*** Block opens ***

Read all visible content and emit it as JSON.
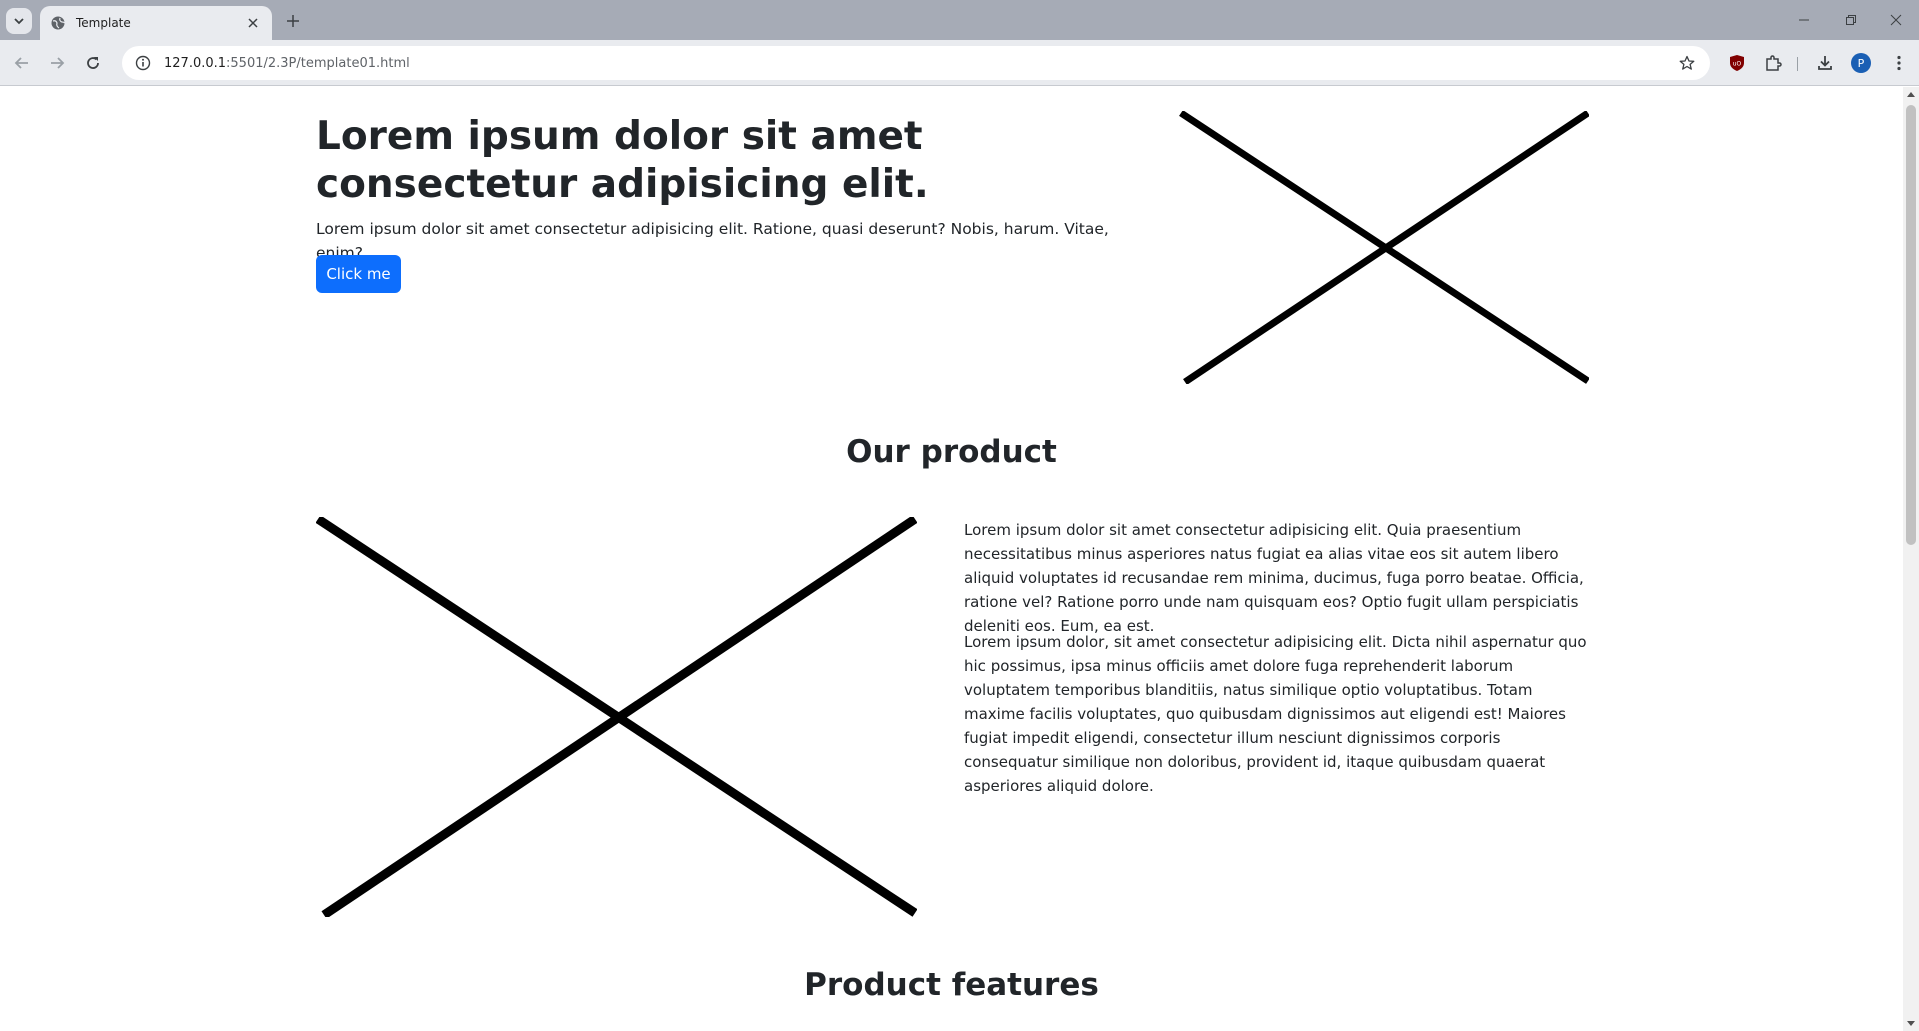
{
  "browser": {
    "tab_title": "Template",
    "url_host": "127.0.0.1",
    "url_rest": ":5501/2.3P/template01.html",
    "profile_initial": "P"
  },
  "hero": {
    "title": "Lorem ipsum dolor sit amet consectetur adipisicing elit.",
    "lead": "Lorem ipsum dolor sit amet consectetur adipisicing elit. Ratione, quasi deserunt? Nobis, harum. Vitae, enim?",
    "button_label": "Click me"
  },
  "product": {
    "title": "Our product",
    "paragraph_1": "Lorem ipsum dolor sit amet consectetur adipisicing elit. Quia praesentium necessitatibus minus asperiores natus fugiat ea alias vitae eos sit autem libero aliquid voluptates id recusandae rem minima, ducimus, fuga porro beatae. Officia, ratione vel? Ratione porro unde nam quisquam eos? Optio fugit ullam perspiciatis deleniti eos. Eum, ea est.",
    "paragraph_2": "Lorem ipsum dolor, sit amet consectetur adipisicing elit. Dicta nihil aspernatur quo hic possimus, ipsa minus officiis amet dolore fuga reprehenderit laborum voluptatem temporibus blanditiis, natus similique optio voluptatibus. Totam maxime facilis voluptates, quo quibusdam dignissimos aut eligendi est! Maiores fugiat impedit eligendi, consectetur illum nesciunt dignissimos corporis consequatur similique non doloribus, provident id, itaque quibusdam quaerat asperiores aliquid dolore."
  },
  "features": {
    "title": "Product features"
  },
  "colors": {
    "primary_button": "#0d6efd",
    "text": "#212529",
    "tabbar": "#a6abb6",
    "toolbar": "#e9ebef"
  }
}
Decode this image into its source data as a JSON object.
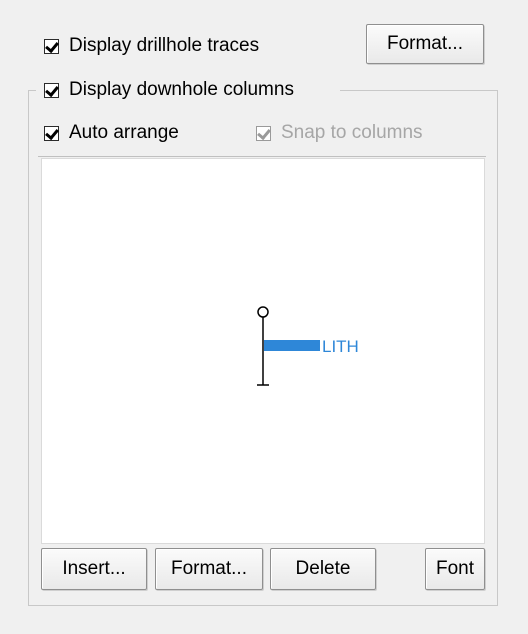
{
  "checkboxes": {
    "display_traces": {
      "label": "Display drillhole traces",
      "checked": true
    },
    "display_columns": {
      "label": "Display downhole columns",
      "checked": true
    },
    "auto_arrange": {
      "label": "Auto arrange",
      "checked": true
    },
    "snap_columns": {
      "label": "Snap to columns",
      "checked": true,
      "disabled": true
    }
  },
  "buttons": {
    "format_top": "Format...",
    "insert": "Insert...",
    "format": "Format...",
    "delete": "Delete",
    "font": "Font"
  },
  "preview": {
    "column_label": "LITH",
    "column_color": "#2e87d8"
  }
}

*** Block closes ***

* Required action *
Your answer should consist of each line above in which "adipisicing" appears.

* Final answer *
    "title": "Lorem ipsum dolor sit amet consectetur adipisicing elit.",
    "lead": "Lorem ipsum dolor sit amet consectetur adipisicing elit. Ratione, quasi deserunt? Nobis, harum. Vitae, enim?",
    "paragraph_1": "Lorem ipsum dolor sit amet consectetur adipisicing elit. Quia praesentium necessitatibus minus asperiores natus fugiat ea alias vitae eos sit autem libero aliquid voluptates id recusandae rem minima, ducimus, fuga porro beatae. Officia, ratione vel? Ratione porro unde nam quisquam eos? Optio fugit ullam perspiciatis deleniti eos. Eum, ea est.",
    "paragraph_2": "Lorem ipsum dolor, sit amet consectetur adipisicing elit. Dicta nihil aspernatur quo hic possimus, ipsa minus officiis amet dolore fuga reprehenderit laborum voluptatem temporibus blanditiis, natus similique optio voluptatibus. Totam maxime facilis voluptates, quo quibusdam dignissimos aut eligendi est! Maiores fugiat impedit eligendi, consectetur illum nesciunt dignissimos corporis consequatur similique non doloribus, provident id, itaque quibusdam quaerat asperiores aliquid dolore."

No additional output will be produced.